The prospective value of silver commodities is intrinsically tied to its expansive industrial applications. Silver, owing to its superb thermal and electrical conductivity, reflective attributes, and antibacterial traits, has found extensive use across numerous sectors such as electronics, photography, and healthcare. The persistent discovery of new uses for silver over the years has led to a steady growth in demand.

The potential for silver’s use is expanding with the advent of innovations in fields such as biotechnology, nanotechnology, and telecommunications. An increasingly prominent example of this is the burgeoning use of silver in solar panel photovoltaic cells and electric vehicle batteries. Moreover, new medical applications continue to emerge for silver, including usage in heart valves, wound dressings, and catheters, as the healthcare industry capitalizes on its antibacterial value.

Green Energy Trends and Silver

Silver’s role in the green energy sector, specifically in solar technology, is also elucidating its long-term value. Silver is a primary component in the manufacturing of photovoltaic cells which are used in solar panel construction. According to the Silver Institute, approximately 20 grams of silver are needed to build an average solar panel. As countries are making commitments to reduce their carbon emissions and increase their reliance on renewable energy sources, the demand for solar panels and consequently the demand for silver is expected to rise significantly.

Furthermore, as electric vehicles (EVs) become more popular, silver’s role in the automotive industry will likely increase. Silver is used in vehicle electrical systems and is essential to the function of EVs.

The Influence of Global Economy on Silver Commodities

The state of the global economy has a direct impact on the value of silver commodities. In times of economic growth, industrial demand for silver increases, thus pushing up its price. Conversely, in periods of economic downturn, the demand for silver may decrease. However, silver also has a role as a ‘safe-haven’ asset. This means that in times of economic or geopolitical instability, when other investments such as equities are performing poorly, investors may turn to silver as a store of value, which can support its price.

Fluctuations in the strength of the dollar also impacts the price of silver. The commodities are priced in dollars, so when the value of the dollar decreases, silver becomes cheaper for investors holding other currencies, thus increasing its demand and price.

The silver market is indisputably complex with various factors interacting to influence its price. Understanding the manifold influences on the value of silver commodities is key to comprehending its long-term value.

Image depicting the evolution of industrial applications of silver, showing various sectors where it is used.

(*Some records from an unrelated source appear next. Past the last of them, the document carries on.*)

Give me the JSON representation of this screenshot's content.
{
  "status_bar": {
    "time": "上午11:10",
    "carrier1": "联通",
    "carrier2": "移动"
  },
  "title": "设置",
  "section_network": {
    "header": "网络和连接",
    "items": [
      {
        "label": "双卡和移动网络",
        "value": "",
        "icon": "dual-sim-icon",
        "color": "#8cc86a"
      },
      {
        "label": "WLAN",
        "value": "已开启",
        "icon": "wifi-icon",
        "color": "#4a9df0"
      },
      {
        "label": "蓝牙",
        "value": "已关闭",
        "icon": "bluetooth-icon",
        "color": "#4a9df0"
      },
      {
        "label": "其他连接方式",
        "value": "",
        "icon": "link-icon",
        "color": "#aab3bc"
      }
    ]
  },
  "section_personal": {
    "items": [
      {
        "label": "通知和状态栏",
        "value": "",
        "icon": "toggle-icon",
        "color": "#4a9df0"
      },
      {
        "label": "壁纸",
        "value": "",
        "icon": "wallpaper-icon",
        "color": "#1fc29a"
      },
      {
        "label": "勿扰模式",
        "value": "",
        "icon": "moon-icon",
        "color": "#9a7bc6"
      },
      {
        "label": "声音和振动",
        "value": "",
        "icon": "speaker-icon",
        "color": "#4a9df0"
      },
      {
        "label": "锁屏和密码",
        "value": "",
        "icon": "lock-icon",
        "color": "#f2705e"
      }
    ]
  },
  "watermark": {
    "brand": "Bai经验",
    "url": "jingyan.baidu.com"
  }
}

As silver continues to evolve and intertwine with the global economic fabric, it’s clear that its future holds interesting prospects. Whether it’s carving a niche in innovative industrial applications, becoming a part of the green energy revolution or adapting to economic shifts, its intrinsic value remains unassailable. As investors and enthusiasts alike navigate the sometimes volatile but typically rewarding sea of silver commodities, understanding and adopting the strategies discussed can lead to potentially prosperous outcomes. Ultimately, the allure of silver persists through the ages and as it blazes into a future full of possibilities, it remains an enticing commodity to understand, trade and invest in.